§ **WORK REQUIRED**
Would you print the whole listing again, exactly?

§ **WORKING DATA**
++++

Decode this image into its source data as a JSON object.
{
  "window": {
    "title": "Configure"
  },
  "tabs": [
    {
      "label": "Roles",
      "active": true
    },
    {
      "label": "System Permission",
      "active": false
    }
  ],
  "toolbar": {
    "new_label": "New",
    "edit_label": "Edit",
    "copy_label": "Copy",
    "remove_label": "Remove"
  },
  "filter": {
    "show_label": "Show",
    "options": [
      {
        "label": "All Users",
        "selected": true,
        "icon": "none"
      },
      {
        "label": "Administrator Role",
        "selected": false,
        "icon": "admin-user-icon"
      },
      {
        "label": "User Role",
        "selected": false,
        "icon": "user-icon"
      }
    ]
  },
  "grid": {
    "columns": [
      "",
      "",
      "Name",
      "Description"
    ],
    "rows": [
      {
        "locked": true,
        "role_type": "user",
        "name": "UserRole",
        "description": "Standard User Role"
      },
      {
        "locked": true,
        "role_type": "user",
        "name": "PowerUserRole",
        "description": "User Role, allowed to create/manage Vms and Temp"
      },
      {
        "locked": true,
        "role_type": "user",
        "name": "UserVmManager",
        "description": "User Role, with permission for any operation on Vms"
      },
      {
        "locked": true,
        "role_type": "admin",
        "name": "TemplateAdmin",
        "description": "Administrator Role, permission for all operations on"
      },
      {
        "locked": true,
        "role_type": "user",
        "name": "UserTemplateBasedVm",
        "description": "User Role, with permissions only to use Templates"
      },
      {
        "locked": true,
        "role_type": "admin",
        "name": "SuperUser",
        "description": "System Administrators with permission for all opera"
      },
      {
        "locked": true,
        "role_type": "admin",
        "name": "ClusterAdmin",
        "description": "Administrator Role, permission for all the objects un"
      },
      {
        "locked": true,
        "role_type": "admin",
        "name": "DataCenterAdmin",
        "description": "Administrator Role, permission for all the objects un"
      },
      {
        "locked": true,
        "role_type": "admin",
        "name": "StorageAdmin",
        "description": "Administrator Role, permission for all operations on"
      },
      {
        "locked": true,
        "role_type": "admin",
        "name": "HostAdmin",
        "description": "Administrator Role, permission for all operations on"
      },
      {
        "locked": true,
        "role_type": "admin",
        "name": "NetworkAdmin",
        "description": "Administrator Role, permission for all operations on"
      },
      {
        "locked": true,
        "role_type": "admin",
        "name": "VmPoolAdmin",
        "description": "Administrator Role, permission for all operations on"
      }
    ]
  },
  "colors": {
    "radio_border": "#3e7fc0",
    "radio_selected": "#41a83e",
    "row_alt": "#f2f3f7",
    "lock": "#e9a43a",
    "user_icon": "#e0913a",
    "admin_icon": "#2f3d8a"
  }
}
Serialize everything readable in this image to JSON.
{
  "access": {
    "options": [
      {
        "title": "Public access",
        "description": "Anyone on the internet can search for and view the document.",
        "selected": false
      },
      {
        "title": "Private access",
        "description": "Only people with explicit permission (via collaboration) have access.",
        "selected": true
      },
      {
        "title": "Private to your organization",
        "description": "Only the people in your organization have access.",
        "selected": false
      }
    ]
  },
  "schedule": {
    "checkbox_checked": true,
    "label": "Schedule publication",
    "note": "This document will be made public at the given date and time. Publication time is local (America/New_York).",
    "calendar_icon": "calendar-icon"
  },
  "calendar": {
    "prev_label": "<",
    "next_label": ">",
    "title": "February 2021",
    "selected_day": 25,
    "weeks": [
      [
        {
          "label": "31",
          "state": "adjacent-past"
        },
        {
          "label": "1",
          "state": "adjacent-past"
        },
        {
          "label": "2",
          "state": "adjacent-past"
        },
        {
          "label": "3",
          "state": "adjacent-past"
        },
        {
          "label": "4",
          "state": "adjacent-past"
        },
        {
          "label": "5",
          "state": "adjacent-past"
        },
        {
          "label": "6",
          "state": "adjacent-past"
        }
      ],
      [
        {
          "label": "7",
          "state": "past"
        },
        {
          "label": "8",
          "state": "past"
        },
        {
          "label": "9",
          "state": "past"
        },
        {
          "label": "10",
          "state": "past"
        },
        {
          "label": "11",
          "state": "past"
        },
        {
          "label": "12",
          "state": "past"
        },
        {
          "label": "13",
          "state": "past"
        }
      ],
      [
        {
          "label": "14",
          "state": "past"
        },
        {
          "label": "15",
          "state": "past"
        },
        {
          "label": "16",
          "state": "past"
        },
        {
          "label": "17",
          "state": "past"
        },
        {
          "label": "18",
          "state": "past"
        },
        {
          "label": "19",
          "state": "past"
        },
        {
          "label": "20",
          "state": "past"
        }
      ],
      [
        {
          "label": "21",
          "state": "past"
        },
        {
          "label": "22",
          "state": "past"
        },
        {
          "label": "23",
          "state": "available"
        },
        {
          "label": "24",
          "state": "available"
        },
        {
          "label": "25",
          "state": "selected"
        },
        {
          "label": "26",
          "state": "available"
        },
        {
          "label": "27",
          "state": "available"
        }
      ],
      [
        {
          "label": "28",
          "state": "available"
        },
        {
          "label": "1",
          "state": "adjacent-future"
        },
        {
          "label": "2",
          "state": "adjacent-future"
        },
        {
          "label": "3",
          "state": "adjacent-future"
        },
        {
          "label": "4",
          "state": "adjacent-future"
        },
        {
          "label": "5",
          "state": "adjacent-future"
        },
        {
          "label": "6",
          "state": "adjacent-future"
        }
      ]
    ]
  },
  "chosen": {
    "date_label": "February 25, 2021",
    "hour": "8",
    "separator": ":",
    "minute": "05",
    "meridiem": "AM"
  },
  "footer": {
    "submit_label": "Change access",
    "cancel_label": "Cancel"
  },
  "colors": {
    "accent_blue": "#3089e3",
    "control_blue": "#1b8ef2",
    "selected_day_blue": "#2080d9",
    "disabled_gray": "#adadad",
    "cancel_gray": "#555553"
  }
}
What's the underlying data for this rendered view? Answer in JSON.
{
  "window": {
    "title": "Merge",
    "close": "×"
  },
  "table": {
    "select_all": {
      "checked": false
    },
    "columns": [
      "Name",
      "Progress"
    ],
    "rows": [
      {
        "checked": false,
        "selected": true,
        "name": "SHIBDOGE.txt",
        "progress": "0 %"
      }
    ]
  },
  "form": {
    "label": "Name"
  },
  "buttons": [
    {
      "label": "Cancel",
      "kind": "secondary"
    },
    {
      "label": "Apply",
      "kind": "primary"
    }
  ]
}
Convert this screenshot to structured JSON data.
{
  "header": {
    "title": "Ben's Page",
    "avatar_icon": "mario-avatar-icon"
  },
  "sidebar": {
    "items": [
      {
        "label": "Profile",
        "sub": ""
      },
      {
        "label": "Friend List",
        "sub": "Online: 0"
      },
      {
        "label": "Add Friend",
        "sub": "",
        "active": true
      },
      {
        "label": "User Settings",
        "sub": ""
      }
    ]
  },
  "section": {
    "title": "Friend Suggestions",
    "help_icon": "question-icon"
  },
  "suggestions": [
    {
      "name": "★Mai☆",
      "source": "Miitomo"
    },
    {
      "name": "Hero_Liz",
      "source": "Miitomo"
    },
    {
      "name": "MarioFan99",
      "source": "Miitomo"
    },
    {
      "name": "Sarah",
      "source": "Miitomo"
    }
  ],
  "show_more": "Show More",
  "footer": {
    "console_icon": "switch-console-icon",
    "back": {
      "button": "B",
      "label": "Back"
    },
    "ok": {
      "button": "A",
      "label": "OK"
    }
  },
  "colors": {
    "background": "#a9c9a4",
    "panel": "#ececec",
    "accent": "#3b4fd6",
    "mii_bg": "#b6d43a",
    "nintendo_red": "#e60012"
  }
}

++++

§ **REPLY TO THE EXERCISE**
Decode this image into its source data as a JSON object.
{
  "window": {
    "title": "Configure"
  },
  "tabs": [
    {
      "label": "Roles",
      "active": true
    },
    {
      "label": "System Permission",
      "active": false
    }
  ],
  "toolbar": {
    "new_label": "New",
    "edit_label": "Edit",
    "copy_label": "Copy",
    "remove_label": "Remove"
  },
  "filter": {
    "show_label": "Show",
    "options": [
      {
        "label": "All Users",
        "selected": true,
        "icon": "none"
      },
      {
        "label": "Administrator Role",
        "selected": false,
        "icon": "admin-user-icon"
      },
      {
        "label": "User Role",
        "selected": false,
        "icon": "user-icon"
      }
    ]
  },
  "grid": {
    "columns": [
      "",
      "",
      "Name",
      "Description"
    ],
    "rows": [
      {
        "locked": true,
        "role_type": "user",
        "name": "UserRole",
        "description": "Standard User Role"
      },
      {
        "locked": true,
        "role_type": "user",
        "name": "PowerUserRole",
        "description": "User Role, allowed to create/manage Vms and Temp"
      },
      {
        "locked": true,
        "role_type": "user",
        "name": "UserVmManager",
        "description": "User Role, with permission for any operation on Vms"
      },
      {
        "locked": true,
        "role_type": "admin",
        "name": "TemplateAdmin",
        "description": "Administrator Role, permission for all operations on"
      },
      {
        "locked": true,
        "role_type": "user",
        "name": "UserTemplateBasedVm",
        "description": "User Role, with permissions only to use Templates"
      },
      {
        "locked": true,
        "role_type": "admin",
        "name": "SuperUser",
        "description": "System Administrators with permission for all opera"
      },
      {
        "locked": true,
        "role_type": "admin",
        "name": "ClusterAdmin",
        "description": "Administrator Role, permission for all the objects un"
      },
      {
        "locked": true,
        "role_type": "admin",
        "name": "DataCenterAdmin",
        "description": "Administrator Role, permission for all the objects un"
      },
      {
        "locked": true,
        "role_type": "admin",
        "name": "StorageAdmin",
        "description": "Administrator Role, permission for all operations on"
      },
      {
        "locked": true,
        "role_type": "admin",
        "name": "HostAdmin",
        "description": "Administrator Role, permission for all operations on"
      },
      {
        "locked": true,
        "role_type": "admin",
        "name": "NetworkAdmin",
        "description": "Administrator Role, permission for all operations on"
      },
      {
        "locked": true,
        "role_type": "admin",
        "name": "VmPoolAdmin",
        "description": "Administrator Role, permission for all operations on"
      }
    ]
  },
  "colors": {
    "radio_border": "#3e7fc0",
    "radio_selected": "#41a83e",
    "row_alt": "#f2f3f7",
    "lock": "#e9a43a",
    "user_icon": "#e0913a",
    "admin_icon": "#2f3d8a"
  }
}
Serialize everything readable in this image to JSON.
{
  "access": {
    "options": [
      {
        "title": "Public access",
        "description": "Anyone on the internet can search for and view the document.",
        "selected": false
      },
      {
        "title": "Private access",
        "description": "Only people with explicit permission (via collaboration) have access.",
        "selected": true
      },
      {
        "title": "Private to your organization",
        "description": "Only the people in your organization have access.",
        "selected": false
      }
    ]
  },
  "schedule": {
    "checkbox_checked": true,
    "label": "Schedule publication",
    "note": "This document will be made public at the given date and time. Publication time is local (America/New_York).",
    "calendar_icon": "calendar-icon"
  },
  "calendar": {
    "prev_label": "<",
    "next_label": ">",
    "title": "February 2021",
    "selected_day": 25,
    "weeks": [
      [
        {
          "label": "31",
          "state": "adjacent-past"
        },
        {
          "label": "1",
          "state": "adjacent-past"
        },
        {
          "label": "2",
          "state": "adjacent-past"
        },
        {
          "label": "3",
          "state": "adjacent-past"
        },
        {
          "label": "4",
          "state": "adjacent-past"
        },
        {
          "label": "5",
          "state": "adjacent-past"
        },
        {
          "label": "6",
          "state": "adjacent-past"
        }
      ],
      [
        {
          "label": "7",
          "state": "past"
        },
        {
          "label": "8",
          "state": "past"
        },
        {
          "label": "9",
          "state": "past"
        },
        {
          "label": "10",
          "state": "past"
        },
        {
          "label": "11",
          "state": "past"
        },
        {
          "label": "12",
          "state": "past"
        },
        {
          "label": "13",
          "state": "past"
        }
      ],
      [
        {
          "label": "14",
          "state": "past"
        },
        {
          "label": "15",
          "state": "past"
        },
        {
          "label": "16",
          "state": "past"
        },
        {
          "label": "17",
          "state": "past"
        },
        {
          "label": "18",
          "state": "past"
        },
        {
          "label": "19",
          "state": "past"
        },
        {
          "label": "20",
          "state": "past"
        }
      ],
      [
        {
          "label": "21",
          "state": "past"
        },
        {
          "label": "22",
          "state": "past"
        },
        {
          "label": "23",
          "state": "available"
        },
        {
          "label": "24",
          "state": "available"
        },
        {
          "label": "25",
          "state": "selected"
        },
        {
          "label": "26",
          "state": "available"
        },
        {
          "label": "27",
          "state": "available"
        }
      ],
      [
        {
          "label": "28",
          "state": "available"
        },
        {
          "label": "1",
          "state": "adjacent-future"
        },
        {
          "label": "2",
          "state": "adjacent-future"
        },
        {
          "label": "3",
          "state": "adjacent-future"
        },
        {
          "label": "4",
          "state": "adjacent-future"
        },
        {
          "label": "5",
          "state": "adjacent-future"
        },
        {
          "label": "6",
          "state": "adjacent-future"
        }
      ]
    ]
  },
  "chosen": {
    "date_label": "February 25, 2021",
    "hour": "8",
    "separator": ":",
    "minute": "05",
    "meridiem": "AM"
  },
  "footer": {
    "submit_label": "Change access",
    "cancel_label": "Cancel"
  },
  "colors": {
    "accent_blue": "#3089e3",
    "control_blue": "#1b8ef2",
    "selected_day_blue": "#2080d9",
    "disabled_gray": "#adadad",
    "cancel_gray": "#555553"
  }
}
What's the underlying data for this rendered view? Answer in JSON.
{
  "window": {
    "title": "Merge",
    "close": "×"
  },
  "table": {
    "select_all": {
      "checked": false
    },
    "columns": [
      "Name",
      "Progress"
    ],
    "rows": [
      {
        "checked": false,
        "selected": true,
        "name": "SHIBDOGE.txt",
        "progress": "0 %"
      }
    ]
  },
  "form": {
    "label": "Name"
  },
  "buttons": [
    {
      "label": "Cancel",
      "kind": "secondary"
    },
    {
      "label": "Apply",
      "kind": "primary"
    }
  ]
}
Convert this screenshot to structured JSON data.
{
  "header": {
    "title": "Ben's Page",
    "avatar_icon": "mario-avatar-icon"
  },
  "sidebar": {
    "items": [
      {
        "label": "Profile",
        "sub": ""
      },
      {
        "label": "Friend List",
        "sub": "Online: 0"
      },
      {
        "label": "Add Friend",
        "sub": "",
        "active": true
      },
      {
        "label": "User Settings",
        "sub": ""
      }
    ]
  },
  "section": {
    "title": "Friend Suggestions",
    "help_icon": "question-icon"
  },
  "suggestions": [
    {
      "name": "★Mai☆",
      "source": "Miitomo"
    },
    {
      "name": "Hero_Liz",
      "source": "Miitomo"
    },
    {
      "name": "MarioFan99",
      "source": "Miitomo"
    },
    {
      "name": "Sarah",
      "source": "Miitomo"
    }
  ],
  "show_more": "Show More",
  "footer": {
    "console_icon": "switch-console-icon",
    "back": {
      "button": "B",
      "label": "Back"
    },
    "ok": {
      "button": "A",
      "label": "OK"
    }
  },
  "colors": {
    "background": "#a9c9a4",
    "panel": "#ececec",
    "accent": "#3b4fd6",
    "mii_bg": "#b6d43a",
    "nintendo_red": "#e60012"
  }
}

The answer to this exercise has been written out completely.